Fauci said the U.S. government has not been doing well with contact tracing, the process of tracing people who have been in contact with someone who has the virus, and instructing them to stay home for 14 days. “I don’t think we’re doing very well, for a number of reasons, and not all of which is the fault of the system.” said Elizabeth Cohen, who interviewed Fauci for CNN /zigman2/quotes/203165245/composite T +5.84%
The public also needs to be more cooperative, he said. Some people close to the border are reluctant to give names to authorities to trace, while other names that are given to health authorities “are lost in the shuffle. That’s a very, very difficult situation.
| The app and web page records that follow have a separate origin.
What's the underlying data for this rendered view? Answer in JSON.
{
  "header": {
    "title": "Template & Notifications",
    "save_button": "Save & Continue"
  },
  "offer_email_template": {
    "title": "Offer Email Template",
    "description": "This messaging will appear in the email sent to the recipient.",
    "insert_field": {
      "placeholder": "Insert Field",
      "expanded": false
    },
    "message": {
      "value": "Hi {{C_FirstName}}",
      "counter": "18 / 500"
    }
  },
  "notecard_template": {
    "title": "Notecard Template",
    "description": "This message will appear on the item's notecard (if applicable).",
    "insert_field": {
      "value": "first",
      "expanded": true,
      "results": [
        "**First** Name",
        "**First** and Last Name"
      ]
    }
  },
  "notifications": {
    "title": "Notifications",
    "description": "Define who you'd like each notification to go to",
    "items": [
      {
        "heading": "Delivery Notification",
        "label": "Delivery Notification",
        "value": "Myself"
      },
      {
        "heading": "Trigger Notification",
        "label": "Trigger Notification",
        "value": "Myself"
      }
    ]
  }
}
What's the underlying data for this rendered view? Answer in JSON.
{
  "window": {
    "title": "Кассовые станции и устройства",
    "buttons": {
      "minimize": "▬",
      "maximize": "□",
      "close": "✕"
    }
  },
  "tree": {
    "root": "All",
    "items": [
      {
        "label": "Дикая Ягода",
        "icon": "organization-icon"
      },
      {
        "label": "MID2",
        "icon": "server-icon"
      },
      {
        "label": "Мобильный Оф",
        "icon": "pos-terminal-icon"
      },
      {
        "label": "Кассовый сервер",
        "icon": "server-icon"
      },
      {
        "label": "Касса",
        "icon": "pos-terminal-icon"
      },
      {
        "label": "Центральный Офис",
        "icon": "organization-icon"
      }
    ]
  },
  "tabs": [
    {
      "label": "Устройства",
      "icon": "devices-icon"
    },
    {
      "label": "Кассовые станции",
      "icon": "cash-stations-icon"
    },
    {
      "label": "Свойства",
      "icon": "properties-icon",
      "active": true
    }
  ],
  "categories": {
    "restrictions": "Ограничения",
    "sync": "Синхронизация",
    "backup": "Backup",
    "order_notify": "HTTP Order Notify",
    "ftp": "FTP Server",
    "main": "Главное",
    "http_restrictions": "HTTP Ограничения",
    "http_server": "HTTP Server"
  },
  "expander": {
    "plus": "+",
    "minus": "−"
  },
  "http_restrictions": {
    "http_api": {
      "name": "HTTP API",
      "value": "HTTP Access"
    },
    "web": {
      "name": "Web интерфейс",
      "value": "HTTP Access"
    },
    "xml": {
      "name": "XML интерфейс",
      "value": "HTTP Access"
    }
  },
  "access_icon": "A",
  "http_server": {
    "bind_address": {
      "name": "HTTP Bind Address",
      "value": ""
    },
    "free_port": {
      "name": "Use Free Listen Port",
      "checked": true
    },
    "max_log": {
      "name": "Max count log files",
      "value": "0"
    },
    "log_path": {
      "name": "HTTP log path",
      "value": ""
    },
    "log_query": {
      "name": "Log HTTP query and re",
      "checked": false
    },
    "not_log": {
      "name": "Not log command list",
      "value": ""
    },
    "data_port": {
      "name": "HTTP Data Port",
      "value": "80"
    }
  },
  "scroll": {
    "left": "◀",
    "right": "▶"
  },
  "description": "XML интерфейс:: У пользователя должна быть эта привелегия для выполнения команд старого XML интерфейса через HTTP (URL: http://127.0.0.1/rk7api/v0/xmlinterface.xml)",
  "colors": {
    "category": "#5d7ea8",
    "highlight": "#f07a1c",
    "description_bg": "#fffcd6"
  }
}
That we’ve got to do better on.”
In states where coronavirus spread is surging, like Arizona, Texas, Florida and California, he said, “20% to 40% of the people who are infected don’t have any symptoms, so the standard, classic paradigm of identification, isolation, contact tracing doesn’t work no matter how good you are.”
‘Twenty percent to 40% of the people who are infected don’t have any symptoms, so the standard, classic paradigm of identification, isolation, contact tracing doesn’t work no matter how good you are, because you don’t know who you’re tracing.’
Anthony Fauci, National Institute of Allergy and Infectious Diseases
Fauci previously said that was the single biggest threat and surprise about COVID-19. “I’ve been dealing with viral outbreaks for the last 40 years. I’ve never seen a single virus — that is, one pathogen — have a range where 20% to 40% of the people have no symptoms,” he said last week during a House Committee on Energy and Commerce hearing on the Trump administration's response to the novel coronavirus pandemic.
The coronavirus pandemic is “not even close to being over,” according to the head of the World Health Organization, and the worst is still to come, in what was a grim assessment of the state of affairs some six months after the first cases were reported in China.
“Six months ago, none of us could have imagined how our world — and our lives — would be thrown into turmoil by this new virus,” Tedros Adhanom Ghebreyesus told reporters at a news briefing last week. “The pandemic has brought out the best and the worst of humanity.” Tedros said WHO is sending a team to Wuhan, China next week to work on the virus’s origins.
The WHO currently estimates that 16% of people with COVID-19 are asymptomatic and can transmit the coronavirus, while other data show that 40% of coronavirus transmission is due to carriers not displaying symptoms of the illness. As a result, public health officials have advised people to keep a distance of 6 feet from one another.
A recent University of California, San Francisco, study found that there’s a high load of SARS-CoV-2 shedding in the upper respiratory tract, even among pre-symptomatic patients, “which distinguishes it from SARS-CoV-1, where replication occurs mainly in the lower respiratory tract.” Such a viral load makes symptom-based detection of infection less effective in the case of SARS CoV-2, it said.
After two months of obfuscation over the efficacy of face masks, during which New York City became the epicenter of the pandemic in the U.S., and one month after the WHO declared the COVID-19 outbreak a pandemic, U.S. federal authorities said all Americans should, after all, wear face coverings in public settings.
Fauci has said he was hopeful that a coronavirus vaccine could be developed by early 2021, but said it’s unlikely that a vaccine will deliver 100% immunity; he said the best realistic outcome, based on other vaccines, would be 70% to 75% effective. The measles vaccine, he said, is among the most effective by providing 97% immunity.
(This story was updated on July 8.)